(Given data begins)
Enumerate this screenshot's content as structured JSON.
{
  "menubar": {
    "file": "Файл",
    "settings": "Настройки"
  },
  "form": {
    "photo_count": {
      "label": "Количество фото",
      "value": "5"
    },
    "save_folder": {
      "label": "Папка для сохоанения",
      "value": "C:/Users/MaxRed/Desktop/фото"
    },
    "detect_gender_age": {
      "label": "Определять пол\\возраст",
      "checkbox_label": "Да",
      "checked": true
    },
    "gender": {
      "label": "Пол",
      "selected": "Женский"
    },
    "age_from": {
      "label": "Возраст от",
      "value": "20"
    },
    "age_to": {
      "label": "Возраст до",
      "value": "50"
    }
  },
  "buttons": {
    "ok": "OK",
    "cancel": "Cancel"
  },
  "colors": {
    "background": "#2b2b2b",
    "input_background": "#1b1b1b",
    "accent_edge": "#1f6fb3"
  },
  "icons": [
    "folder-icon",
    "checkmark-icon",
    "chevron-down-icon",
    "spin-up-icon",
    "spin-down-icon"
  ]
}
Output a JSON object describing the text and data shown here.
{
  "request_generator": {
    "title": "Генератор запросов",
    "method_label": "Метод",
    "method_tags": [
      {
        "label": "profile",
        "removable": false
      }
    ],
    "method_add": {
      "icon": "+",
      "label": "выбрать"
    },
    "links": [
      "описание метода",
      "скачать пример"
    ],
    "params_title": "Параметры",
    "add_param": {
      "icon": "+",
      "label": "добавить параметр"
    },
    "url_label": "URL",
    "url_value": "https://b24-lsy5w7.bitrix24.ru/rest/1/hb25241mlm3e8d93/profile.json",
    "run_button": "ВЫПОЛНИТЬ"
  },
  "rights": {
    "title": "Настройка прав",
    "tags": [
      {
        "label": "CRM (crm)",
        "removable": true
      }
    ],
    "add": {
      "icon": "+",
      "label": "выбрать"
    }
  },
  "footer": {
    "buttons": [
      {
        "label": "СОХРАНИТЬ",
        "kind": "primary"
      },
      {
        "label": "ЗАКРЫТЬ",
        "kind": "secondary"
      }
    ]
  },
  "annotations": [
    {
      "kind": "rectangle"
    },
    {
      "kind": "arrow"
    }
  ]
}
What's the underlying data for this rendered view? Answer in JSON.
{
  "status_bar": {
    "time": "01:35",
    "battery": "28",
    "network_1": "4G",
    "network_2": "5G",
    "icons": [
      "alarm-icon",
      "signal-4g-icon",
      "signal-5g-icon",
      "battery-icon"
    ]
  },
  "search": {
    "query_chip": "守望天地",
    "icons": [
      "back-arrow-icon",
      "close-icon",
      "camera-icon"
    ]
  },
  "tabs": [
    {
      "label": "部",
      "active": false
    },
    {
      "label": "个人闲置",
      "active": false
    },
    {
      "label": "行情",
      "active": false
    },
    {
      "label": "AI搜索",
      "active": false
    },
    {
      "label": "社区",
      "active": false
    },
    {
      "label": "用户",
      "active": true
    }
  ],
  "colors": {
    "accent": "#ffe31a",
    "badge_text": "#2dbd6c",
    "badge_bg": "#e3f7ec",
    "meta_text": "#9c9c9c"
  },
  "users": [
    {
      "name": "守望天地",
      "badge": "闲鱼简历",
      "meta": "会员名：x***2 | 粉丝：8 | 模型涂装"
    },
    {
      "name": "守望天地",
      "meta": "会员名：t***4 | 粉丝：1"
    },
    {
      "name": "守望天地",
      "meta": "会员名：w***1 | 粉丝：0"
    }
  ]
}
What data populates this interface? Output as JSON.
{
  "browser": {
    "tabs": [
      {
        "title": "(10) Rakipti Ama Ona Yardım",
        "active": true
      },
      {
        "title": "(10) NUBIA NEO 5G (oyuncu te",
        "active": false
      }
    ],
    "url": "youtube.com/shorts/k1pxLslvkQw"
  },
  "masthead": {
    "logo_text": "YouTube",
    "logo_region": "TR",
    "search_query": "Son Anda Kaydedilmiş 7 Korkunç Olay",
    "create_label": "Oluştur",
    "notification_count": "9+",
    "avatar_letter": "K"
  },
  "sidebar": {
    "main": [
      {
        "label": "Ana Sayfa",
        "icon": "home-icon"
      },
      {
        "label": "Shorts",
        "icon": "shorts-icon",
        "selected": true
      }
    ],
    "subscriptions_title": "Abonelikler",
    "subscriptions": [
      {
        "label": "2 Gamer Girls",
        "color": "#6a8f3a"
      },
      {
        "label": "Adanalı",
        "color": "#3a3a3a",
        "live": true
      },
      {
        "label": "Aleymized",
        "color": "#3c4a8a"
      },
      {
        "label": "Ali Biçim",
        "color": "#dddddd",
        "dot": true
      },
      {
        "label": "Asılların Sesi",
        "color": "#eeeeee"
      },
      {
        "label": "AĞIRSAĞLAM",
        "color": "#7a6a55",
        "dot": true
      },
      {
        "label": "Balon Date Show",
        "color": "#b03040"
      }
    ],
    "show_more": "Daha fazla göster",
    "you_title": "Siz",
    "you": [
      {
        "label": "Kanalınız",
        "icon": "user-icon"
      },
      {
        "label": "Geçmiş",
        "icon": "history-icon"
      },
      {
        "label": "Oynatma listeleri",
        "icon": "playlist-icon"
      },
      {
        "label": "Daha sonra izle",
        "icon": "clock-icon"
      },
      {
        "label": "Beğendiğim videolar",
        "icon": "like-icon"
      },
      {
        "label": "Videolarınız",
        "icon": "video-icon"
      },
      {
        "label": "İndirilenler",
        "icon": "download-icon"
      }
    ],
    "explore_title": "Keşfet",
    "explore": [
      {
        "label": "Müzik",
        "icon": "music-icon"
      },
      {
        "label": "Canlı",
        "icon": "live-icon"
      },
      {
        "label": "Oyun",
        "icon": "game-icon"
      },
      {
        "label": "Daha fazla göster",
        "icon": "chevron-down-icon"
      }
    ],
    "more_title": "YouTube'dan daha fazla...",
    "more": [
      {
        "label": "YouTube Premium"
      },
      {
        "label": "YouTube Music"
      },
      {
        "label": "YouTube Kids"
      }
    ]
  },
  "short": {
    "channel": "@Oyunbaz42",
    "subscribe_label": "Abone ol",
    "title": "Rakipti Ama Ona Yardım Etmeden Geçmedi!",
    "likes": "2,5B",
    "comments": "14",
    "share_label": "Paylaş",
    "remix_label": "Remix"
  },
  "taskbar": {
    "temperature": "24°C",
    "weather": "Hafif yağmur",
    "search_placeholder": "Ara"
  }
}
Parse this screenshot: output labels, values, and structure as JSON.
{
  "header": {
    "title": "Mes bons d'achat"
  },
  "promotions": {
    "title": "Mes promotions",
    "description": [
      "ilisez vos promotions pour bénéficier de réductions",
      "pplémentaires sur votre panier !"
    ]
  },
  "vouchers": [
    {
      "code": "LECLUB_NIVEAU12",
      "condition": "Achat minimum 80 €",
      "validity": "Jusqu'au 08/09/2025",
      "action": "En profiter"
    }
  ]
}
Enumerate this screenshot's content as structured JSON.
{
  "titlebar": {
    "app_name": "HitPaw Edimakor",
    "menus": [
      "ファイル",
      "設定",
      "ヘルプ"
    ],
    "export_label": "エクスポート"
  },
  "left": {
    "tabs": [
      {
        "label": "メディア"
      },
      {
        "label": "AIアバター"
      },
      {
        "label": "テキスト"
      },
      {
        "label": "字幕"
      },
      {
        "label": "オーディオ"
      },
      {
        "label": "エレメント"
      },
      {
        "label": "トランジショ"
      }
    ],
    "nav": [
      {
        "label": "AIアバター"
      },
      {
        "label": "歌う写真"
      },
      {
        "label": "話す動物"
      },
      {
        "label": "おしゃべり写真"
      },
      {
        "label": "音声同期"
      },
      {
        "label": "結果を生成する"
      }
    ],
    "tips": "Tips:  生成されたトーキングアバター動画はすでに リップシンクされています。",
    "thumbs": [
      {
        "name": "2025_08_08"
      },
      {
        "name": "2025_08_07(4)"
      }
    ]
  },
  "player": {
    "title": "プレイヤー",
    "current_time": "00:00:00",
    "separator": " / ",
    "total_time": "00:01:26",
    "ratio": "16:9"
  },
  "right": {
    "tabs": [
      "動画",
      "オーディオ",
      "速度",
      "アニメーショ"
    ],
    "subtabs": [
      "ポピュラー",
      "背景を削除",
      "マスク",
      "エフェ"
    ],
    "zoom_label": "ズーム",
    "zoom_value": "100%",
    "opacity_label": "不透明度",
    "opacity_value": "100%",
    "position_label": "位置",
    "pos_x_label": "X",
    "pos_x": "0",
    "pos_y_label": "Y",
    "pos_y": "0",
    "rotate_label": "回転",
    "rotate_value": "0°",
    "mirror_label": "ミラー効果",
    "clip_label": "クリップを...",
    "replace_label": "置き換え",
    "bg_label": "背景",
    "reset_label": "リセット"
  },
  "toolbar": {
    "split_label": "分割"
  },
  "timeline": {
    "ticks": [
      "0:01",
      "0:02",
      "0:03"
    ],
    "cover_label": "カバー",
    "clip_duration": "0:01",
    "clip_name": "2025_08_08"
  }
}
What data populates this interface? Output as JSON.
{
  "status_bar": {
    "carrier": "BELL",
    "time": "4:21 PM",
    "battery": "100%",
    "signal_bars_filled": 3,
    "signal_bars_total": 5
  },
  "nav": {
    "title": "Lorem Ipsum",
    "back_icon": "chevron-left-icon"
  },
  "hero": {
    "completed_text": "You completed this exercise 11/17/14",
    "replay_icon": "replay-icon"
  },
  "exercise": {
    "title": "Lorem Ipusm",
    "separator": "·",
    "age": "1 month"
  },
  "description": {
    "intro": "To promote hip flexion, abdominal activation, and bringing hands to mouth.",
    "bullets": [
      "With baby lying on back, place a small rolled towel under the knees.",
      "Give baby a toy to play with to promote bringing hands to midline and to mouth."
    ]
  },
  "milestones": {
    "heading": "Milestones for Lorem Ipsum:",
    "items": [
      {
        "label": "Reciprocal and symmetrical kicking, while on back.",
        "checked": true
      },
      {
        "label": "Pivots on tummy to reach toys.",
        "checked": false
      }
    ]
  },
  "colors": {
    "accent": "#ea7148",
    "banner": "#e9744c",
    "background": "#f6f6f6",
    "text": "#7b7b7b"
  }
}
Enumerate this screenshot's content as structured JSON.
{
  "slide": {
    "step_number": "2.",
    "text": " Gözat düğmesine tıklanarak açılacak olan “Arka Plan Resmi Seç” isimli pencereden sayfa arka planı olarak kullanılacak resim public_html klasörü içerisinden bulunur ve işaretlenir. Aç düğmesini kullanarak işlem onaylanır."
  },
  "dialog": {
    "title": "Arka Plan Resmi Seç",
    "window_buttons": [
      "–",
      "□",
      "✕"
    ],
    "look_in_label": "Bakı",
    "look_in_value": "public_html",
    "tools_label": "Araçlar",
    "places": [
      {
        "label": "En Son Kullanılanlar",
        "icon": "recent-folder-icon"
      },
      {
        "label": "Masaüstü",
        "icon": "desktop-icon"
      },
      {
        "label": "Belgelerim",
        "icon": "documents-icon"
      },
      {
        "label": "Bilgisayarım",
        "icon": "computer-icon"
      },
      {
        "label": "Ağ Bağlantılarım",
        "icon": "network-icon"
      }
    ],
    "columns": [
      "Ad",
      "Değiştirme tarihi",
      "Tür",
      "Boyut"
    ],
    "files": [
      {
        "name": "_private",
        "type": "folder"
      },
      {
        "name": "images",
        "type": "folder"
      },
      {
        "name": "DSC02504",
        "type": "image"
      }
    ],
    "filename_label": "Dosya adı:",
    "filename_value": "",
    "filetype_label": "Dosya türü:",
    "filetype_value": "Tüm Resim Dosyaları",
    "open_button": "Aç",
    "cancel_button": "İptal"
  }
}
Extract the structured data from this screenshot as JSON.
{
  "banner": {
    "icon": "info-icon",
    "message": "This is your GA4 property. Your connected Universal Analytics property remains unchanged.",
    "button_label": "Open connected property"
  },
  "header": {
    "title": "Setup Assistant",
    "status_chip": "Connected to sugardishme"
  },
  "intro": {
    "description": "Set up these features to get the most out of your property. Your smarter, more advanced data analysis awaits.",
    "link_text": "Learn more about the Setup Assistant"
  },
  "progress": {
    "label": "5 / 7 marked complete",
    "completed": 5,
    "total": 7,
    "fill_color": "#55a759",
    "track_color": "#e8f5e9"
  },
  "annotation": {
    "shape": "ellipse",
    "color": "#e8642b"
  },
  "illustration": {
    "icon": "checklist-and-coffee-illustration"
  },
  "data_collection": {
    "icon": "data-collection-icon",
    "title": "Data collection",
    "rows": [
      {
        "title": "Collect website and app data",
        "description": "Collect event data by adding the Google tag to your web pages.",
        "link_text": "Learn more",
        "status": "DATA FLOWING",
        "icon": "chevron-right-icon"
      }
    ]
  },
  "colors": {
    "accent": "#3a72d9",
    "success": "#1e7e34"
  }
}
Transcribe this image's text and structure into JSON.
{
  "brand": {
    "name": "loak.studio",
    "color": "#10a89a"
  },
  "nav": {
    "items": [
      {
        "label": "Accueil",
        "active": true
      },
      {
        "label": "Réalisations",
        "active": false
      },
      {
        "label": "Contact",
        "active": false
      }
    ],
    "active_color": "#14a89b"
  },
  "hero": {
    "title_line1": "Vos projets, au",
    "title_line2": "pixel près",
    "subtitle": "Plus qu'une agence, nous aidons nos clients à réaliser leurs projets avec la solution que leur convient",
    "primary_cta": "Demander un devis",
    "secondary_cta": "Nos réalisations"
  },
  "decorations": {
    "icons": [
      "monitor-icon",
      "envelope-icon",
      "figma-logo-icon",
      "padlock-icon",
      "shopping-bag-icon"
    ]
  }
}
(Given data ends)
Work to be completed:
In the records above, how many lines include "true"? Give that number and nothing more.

Your response:
10